Hill Top, a 17th century farm house was Beatrix Potter’s first house purchase in the Lake District with proceeds from her earliest books. There is still much evidence within the house of the original building and layout, although she had the house extended, incorporating a separate residence for her farm manager, John Cannon. Between the two houses there are doorways on both floors that link both houses, supposedly to allow Mrs Cannon to come through to cook and clean.
While Beatrix did not actually live at Hill Top, it was a much loved holiday home, with an extension incorporating a writing room from which views over the country lane. The house remains much as it did, when Beatrix was alive. It was her desire to have the house open to the public exactly as she loved it, including all the china and furniture as they were.

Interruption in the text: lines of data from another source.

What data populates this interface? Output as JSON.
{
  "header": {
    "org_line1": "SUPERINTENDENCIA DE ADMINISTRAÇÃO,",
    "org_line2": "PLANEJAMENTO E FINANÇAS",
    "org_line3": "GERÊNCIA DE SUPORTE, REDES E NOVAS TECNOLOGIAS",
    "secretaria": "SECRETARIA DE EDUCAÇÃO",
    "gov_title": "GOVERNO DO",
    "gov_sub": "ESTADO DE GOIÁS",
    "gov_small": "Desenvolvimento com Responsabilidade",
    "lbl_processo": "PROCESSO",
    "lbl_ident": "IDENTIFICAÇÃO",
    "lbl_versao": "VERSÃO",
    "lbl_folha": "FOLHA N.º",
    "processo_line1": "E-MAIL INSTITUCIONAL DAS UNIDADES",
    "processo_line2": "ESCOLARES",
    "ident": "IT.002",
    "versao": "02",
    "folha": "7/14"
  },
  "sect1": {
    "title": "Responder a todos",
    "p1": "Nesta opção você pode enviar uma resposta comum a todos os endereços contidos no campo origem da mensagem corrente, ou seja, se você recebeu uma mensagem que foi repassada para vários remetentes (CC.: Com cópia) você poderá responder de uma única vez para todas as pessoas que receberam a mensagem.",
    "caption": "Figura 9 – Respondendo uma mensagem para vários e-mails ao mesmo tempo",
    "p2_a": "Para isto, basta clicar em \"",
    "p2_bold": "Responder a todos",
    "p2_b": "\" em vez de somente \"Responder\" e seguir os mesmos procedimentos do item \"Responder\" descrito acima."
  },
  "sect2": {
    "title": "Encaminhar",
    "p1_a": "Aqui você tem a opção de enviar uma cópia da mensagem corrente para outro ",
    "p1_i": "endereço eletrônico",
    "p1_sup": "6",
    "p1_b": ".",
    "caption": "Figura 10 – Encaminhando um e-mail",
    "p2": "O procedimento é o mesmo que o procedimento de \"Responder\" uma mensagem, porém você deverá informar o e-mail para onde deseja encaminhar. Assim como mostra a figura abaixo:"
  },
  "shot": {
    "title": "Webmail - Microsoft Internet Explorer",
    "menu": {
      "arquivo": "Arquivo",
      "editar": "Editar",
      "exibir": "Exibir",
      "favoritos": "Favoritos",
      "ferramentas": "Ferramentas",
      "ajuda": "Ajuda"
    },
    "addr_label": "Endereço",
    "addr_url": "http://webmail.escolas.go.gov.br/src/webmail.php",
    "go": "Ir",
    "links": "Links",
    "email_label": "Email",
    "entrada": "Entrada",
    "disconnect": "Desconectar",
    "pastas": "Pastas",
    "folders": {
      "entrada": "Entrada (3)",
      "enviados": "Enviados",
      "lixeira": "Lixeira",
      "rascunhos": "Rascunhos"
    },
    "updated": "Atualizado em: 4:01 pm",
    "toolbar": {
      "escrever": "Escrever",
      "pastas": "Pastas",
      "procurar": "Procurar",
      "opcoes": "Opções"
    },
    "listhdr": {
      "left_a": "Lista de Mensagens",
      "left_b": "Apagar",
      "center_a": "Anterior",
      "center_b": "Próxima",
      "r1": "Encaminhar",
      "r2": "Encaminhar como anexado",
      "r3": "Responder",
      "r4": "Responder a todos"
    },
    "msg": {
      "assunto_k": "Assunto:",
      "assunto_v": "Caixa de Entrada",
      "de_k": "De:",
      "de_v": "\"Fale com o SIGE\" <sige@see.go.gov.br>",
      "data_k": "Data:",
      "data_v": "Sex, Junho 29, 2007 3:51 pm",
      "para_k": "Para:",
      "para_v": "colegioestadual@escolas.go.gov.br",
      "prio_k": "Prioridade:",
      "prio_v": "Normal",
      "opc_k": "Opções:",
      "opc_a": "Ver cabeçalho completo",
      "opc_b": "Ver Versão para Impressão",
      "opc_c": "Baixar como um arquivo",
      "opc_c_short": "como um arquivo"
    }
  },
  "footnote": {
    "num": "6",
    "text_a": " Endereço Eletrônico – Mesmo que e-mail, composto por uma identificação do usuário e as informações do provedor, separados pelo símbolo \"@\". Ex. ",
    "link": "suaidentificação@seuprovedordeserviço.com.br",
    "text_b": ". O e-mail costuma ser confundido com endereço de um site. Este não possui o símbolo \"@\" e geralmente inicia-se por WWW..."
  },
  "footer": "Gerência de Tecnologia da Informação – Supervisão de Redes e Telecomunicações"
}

Much of the house, furniture – dressers, tables and chairs, staircase, doorways feature heavily in her stories and these are well displayed and compared to with copies of books open to the pages with the relevant illustration. It is certainly fascinating to see how she very cleverly portrays parts of the house and furniture from the perspective of her small animal characters.
Hill Top was left to the National Trust upon her death and while Beatrix’s side of the house continues to be a very popular destination, next door continues to be tenanted to a local farmer. The recent Hollywood film Miss Potter, starring Renee Zellweger, significantly increased the popularity of Hill Top, which now has timed entry, allowing 8 visitors in every 5 minutes during it’s opening times.
The garden itself, was a great source of joy and pride and often featured in many of the tales she wrote, the vegetable patch, the stone wall and the bee hive are all still there and are easily recognisable from some of her most popular illustrations.
If you’re ever in the area, whether you’re a Beatrix Potter fan or not, Hill Top is definitely worth a visit, if only to admire her ability to draw inspiration from the simplest things around her.
- Parking is limited, but free for National Trust members. We were directed to the Hotel carpark.
- You have to walk along the road to get to the house itself, even though it is actually only behind the ticketing office. Take care, as the area is busy with traffic.
- Enjoy the gardens.
- Ask the guides about the different rooms or the closed doors – there are some fascinating stories and the guides are very knowledgable.